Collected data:

>>>>

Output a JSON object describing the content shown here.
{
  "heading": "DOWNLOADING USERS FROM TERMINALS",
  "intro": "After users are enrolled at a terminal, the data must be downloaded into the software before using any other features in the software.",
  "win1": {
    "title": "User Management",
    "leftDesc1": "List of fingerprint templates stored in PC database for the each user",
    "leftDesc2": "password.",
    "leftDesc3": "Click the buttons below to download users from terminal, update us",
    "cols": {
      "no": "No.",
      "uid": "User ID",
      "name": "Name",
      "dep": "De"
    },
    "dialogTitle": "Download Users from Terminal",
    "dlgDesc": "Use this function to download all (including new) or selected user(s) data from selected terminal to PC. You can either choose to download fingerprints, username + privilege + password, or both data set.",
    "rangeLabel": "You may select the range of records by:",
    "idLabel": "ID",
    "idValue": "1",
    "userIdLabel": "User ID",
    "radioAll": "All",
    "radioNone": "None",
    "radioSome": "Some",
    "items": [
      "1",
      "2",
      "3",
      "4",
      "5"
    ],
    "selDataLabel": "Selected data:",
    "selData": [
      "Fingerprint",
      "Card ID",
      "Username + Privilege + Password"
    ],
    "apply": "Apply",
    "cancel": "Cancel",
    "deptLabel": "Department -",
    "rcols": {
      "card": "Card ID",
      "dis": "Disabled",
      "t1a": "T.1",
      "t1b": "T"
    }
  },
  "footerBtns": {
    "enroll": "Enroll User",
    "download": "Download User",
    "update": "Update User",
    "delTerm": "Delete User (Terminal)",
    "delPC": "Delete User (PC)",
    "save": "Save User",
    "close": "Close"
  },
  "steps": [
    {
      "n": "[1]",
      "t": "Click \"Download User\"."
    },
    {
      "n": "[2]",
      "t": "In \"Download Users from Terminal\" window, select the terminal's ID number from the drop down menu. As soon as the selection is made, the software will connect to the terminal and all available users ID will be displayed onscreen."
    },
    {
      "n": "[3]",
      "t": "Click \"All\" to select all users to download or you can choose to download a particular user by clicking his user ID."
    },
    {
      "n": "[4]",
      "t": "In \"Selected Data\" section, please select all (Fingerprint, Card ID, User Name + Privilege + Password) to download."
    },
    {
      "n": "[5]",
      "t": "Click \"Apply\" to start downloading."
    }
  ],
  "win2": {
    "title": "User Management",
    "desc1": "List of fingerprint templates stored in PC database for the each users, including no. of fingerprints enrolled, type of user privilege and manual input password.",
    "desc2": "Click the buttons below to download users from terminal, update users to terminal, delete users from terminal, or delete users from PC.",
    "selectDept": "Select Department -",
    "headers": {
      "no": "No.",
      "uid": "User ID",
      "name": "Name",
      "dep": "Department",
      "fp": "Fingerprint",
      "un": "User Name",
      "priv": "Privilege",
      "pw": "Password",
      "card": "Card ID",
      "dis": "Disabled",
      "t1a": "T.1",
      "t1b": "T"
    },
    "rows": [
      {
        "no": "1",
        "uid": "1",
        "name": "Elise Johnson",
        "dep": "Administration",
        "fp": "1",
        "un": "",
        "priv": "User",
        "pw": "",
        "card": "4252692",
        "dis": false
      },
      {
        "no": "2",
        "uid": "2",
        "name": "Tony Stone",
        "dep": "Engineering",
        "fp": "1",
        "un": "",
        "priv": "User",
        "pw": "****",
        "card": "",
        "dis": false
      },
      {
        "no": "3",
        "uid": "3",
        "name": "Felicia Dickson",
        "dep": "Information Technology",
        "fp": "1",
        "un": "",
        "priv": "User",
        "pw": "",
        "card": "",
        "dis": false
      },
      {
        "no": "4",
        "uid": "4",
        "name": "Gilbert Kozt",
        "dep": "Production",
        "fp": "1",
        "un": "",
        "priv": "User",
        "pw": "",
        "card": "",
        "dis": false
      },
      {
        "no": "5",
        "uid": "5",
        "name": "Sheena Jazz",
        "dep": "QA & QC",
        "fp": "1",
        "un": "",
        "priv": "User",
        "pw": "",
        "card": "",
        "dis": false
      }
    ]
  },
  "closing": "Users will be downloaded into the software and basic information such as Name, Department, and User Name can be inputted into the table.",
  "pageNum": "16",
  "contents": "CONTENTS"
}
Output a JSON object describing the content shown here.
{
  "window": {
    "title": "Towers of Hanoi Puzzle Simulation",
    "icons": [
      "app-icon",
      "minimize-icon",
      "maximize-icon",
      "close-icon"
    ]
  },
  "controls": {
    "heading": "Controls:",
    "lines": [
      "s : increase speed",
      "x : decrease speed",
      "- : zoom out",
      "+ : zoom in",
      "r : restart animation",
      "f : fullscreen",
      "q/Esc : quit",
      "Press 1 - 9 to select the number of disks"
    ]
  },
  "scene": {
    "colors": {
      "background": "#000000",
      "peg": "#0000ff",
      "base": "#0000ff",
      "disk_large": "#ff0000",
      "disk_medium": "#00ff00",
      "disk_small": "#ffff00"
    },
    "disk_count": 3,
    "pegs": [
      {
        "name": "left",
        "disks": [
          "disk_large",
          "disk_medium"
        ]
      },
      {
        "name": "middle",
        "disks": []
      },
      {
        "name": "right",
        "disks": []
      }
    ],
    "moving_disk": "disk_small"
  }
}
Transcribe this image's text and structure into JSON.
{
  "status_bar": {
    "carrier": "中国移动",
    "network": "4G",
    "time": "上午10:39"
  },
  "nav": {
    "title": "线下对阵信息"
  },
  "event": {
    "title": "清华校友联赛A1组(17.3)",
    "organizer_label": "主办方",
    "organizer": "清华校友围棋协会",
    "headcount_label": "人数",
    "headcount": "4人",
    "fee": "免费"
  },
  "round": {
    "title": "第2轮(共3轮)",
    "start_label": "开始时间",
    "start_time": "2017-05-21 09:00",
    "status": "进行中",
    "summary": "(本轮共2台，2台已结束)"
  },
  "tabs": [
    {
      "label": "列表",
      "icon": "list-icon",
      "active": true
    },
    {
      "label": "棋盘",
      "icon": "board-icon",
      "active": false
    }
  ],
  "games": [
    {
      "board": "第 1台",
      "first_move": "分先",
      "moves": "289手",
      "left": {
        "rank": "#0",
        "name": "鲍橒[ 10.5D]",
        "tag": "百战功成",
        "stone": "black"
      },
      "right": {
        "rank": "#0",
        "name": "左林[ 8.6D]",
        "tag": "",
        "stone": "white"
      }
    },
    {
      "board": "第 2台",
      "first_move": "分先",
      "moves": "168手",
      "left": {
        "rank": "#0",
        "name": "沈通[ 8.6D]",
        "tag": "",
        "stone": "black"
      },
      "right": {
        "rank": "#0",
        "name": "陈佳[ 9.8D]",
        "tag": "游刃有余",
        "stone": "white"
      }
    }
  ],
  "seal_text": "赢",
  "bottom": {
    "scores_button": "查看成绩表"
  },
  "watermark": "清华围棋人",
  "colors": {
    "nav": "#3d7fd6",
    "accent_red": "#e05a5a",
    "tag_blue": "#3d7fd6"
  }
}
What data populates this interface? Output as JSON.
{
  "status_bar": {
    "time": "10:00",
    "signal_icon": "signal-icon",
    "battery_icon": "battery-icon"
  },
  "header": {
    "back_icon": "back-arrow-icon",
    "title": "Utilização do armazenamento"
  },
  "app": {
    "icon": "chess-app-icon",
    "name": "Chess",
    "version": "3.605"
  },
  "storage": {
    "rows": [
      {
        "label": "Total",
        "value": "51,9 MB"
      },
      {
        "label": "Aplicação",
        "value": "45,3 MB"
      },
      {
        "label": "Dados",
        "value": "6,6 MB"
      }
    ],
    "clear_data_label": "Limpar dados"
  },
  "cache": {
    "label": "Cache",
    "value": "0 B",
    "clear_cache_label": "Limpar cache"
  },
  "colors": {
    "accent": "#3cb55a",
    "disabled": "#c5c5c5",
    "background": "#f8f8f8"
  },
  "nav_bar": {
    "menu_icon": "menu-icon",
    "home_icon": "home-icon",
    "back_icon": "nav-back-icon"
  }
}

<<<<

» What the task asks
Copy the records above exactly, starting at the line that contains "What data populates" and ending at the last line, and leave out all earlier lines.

» Answer space
What data populates this interface? Output as JSON.
{
  "status_bar": {
    "time": "10:00",
    "signal_icon": "signal-icon",
    "battery_icon": "battery-icon"
  },
  "header": {
    "back_icon": "back-arrow-icon",
    "title": "Utilização do armazenamento"
  },
  "app": {
    "icon": "chess-app-icon",
    "name": "Chess",
    "version": "3.605"
  },
  "storage": {
    "rows": [
      {
        "label": "Total",
        "value": "51,9 MB"
      },
      {
        "label": "Aplicação",
        "value": "45,3 MB"
      },
      {
        "label": "Dados",
        "value": "6,6 MB"
      }
    ],
    "clear_data_label": "Limpar dados"
  },
  "cache": {
    "label": "Cache",
    "value": "0 B",
    "clear_cache_label": "Limpar cache"
  },
  "colors": {
    "accent": "#3cb55a",
    "disabled": "#c5c5c5",
    "background": "#f8f8f8"
  },
  "nav_bar": {
    "menu_icon": "menu-icon",
    "home_icon": "home-icon",
    "back_icon": "nav-back-icon"
  }
}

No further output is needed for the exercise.